However, if you have end-users that run applications or OS functions or perform installations that require administrative privileges, you might find that using UAC causes some issues, since the end-user will either need to have the credentials of an administrator-type account or be placed in the Administrators group to perform their tasks. Either way, end-users running with administrative privileges is a death wish for any company.
One alternative to fixing the end-user issue where they are required to run applications requiring administrative privileges is to use a tool that elevates the user when running these applications. Tools such as BeyondTrust Privilege Manager allow end-users to run as a standard user until they need to perform an administrative task. Note that Microsoft’s Standard User Analyzer, found in the Application Compatibility Toolkit, can assist with users performing administrative tasks.
[ BeyondTrust Privilege Manager received a 2008 InfoWorld Technology of the Year Award. See Test Center’s review. ]
JPB: OK, so now for the big question. What is changing in Windows 7 UAC?
Derek Melber: According to all of the public information coming from Redmond on Windows 7, Microsoft is taking aim at the most complained-about features in Windows Vista. Primarily, the UAC prompts are supposed to be reduced dramatically. According to Ben Fathi, Microsoft corporate vice president of development, Windows core operating system division, UAC in Windows 7 will “broaden the control you have over the UAC notifications” and “provide additional and more relevant information in the user interface” for UAC prompts. For example, when the administrator of the Windows Vista computer launches Active Directory Users and Computers for the 10th time before lunch, there should be some heuristic logic in the computer to realize that this activity is routine and should be allowed without a prompt for consent.
The overall protection that UAC provides will not be altered. Therefore, all users will run as “standard user” until a task needing elevation is launched, then UAC will kick in providing the elevation to administrators and either denying the standard user access or prompting them for credentials of an administrator account.
JPB: Last week I wrote that all Windows 7 articles are a waste of time. I also noted that Windows 7 coverage comes in only two flavors: either a Microsoft-hating rant or a glowing endorsement through rose-colored glasses. How do you see it?

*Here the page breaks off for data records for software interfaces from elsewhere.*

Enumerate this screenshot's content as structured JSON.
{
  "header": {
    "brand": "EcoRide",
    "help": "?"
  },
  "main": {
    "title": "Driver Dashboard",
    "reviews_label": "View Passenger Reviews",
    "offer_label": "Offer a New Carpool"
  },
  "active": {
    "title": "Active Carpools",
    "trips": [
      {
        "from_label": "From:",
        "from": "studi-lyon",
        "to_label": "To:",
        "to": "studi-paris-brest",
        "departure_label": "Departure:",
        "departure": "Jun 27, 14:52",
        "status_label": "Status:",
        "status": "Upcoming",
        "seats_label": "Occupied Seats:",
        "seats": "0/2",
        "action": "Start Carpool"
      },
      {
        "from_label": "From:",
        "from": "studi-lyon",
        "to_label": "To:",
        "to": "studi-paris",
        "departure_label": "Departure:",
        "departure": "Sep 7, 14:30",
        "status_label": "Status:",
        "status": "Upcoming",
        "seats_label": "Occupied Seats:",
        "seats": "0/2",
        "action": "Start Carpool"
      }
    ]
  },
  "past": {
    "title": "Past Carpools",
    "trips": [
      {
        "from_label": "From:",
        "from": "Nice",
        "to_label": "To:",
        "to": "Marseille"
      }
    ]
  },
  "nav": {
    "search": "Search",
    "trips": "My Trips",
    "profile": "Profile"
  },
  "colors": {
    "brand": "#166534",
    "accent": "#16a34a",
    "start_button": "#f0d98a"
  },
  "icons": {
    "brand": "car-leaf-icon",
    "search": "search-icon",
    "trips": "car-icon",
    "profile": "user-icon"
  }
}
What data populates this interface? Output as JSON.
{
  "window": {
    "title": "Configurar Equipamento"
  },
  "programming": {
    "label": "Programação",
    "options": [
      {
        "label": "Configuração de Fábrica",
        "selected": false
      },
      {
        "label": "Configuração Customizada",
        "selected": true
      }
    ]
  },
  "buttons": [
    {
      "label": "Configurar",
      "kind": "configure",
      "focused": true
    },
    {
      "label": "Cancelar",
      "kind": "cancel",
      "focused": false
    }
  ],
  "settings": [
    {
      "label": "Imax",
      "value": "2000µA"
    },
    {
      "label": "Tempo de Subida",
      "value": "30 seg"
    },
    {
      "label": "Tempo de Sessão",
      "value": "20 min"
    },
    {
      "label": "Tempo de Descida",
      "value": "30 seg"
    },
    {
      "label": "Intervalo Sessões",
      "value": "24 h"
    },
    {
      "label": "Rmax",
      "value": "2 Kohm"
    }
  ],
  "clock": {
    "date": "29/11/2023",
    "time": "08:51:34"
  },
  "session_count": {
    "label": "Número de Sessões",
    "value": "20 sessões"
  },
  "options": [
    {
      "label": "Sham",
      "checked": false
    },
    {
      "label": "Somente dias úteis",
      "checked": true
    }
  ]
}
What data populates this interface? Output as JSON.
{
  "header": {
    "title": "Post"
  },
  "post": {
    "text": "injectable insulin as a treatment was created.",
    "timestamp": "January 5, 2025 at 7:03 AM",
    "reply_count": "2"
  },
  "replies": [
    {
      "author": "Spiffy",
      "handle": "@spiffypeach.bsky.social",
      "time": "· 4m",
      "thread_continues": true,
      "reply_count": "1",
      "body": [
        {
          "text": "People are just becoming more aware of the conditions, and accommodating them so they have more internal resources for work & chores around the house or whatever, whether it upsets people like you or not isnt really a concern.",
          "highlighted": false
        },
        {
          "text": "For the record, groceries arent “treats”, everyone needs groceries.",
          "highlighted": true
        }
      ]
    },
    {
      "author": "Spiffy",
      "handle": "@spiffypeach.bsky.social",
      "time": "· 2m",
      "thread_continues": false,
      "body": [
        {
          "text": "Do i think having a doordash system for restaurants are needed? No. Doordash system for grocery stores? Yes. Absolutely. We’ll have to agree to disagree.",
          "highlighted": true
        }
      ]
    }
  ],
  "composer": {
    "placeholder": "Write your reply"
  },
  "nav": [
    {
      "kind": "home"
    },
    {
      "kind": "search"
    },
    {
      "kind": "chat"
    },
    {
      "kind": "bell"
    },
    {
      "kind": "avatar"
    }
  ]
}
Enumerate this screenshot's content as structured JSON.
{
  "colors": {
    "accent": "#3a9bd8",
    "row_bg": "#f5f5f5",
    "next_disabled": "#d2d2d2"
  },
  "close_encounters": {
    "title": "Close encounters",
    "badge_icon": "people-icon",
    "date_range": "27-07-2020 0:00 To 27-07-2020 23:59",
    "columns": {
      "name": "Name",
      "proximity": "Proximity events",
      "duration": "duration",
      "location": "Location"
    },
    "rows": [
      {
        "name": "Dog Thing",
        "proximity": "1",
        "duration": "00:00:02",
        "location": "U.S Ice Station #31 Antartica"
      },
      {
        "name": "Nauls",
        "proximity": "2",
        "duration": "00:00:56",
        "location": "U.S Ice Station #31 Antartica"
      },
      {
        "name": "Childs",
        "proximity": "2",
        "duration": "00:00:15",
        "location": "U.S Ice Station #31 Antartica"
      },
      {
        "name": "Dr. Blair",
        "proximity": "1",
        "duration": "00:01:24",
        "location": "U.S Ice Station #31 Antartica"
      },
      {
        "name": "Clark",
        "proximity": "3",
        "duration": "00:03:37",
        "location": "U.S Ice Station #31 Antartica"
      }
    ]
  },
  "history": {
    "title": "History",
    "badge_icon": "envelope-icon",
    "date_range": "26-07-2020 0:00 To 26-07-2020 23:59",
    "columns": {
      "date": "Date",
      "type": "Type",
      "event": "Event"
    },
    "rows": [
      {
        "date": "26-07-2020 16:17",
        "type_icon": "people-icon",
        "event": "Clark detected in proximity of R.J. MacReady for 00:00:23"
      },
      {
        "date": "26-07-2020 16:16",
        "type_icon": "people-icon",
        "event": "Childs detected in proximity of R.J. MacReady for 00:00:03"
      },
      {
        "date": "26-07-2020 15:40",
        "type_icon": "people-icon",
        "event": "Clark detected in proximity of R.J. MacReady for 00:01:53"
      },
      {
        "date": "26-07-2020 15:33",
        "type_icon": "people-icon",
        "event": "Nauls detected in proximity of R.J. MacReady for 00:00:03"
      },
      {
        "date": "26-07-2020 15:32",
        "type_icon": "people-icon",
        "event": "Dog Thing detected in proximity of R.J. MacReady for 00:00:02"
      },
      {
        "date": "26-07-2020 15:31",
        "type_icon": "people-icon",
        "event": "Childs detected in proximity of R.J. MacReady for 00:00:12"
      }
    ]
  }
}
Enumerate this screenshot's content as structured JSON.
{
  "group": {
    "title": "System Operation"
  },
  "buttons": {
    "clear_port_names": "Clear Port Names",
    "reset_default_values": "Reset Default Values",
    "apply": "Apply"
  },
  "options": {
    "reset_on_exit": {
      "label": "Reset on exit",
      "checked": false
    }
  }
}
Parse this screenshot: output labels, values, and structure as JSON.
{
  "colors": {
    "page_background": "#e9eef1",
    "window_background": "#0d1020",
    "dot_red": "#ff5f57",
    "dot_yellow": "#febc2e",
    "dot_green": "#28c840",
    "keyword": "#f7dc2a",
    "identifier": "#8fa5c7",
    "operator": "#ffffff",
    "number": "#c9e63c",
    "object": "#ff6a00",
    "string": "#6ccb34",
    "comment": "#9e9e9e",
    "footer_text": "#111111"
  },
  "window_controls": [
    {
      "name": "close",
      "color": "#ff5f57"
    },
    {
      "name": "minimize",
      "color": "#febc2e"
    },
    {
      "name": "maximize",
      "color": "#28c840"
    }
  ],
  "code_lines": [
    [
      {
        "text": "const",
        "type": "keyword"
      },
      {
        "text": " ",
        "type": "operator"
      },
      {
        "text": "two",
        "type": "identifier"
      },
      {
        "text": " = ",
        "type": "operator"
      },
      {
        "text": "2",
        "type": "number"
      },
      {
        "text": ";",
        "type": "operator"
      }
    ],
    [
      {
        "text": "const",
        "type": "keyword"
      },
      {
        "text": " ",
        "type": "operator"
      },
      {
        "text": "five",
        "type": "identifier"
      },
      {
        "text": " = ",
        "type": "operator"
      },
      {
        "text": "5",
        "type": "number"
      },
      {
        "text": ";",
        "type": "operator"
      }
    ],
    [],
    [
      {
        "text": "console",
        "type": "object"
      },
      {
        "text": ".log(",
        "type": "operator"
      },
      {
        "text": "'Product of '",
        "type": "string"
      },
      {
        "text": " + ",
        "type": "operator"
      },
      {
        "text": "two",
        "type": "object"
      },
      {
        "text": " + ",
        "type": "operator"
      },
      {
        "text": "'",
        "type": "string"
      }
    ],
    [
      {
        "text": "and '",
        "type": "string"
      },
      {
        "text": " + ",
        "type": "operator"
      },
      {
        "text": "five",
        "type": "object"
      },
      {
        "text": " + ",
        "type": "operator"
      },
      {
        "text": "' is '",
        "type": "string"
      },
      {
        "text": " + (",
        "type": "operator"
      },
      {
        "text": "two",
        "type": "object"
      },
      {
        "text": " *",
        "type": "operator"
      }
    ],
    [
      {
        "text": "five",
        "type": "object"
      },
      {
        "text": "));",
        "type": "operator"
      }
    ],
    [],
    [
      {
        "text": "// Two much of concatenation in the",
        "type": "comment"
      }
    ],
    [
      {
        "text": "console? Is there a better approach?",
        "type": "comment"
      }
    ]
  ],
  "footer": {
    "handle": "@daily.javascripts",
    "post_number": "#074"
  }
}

Derek Melber: Windows Vista gets a bad rap due to UAC. There is no question that it could be better, but the security that UAC provides for both admins and end-users far outweighs the negatives that UAC prompts pose. However, there are other reasons to stay clear of Windows Vista, such as driver and application compatibility issues. If you can run Vista, you should! If you still are apprehensive, Microsoft hears you and is making the appropriate changes in Windows 7 to make UAC prompts less intrusive, but still provide the security benefits that Windows Vista provides today.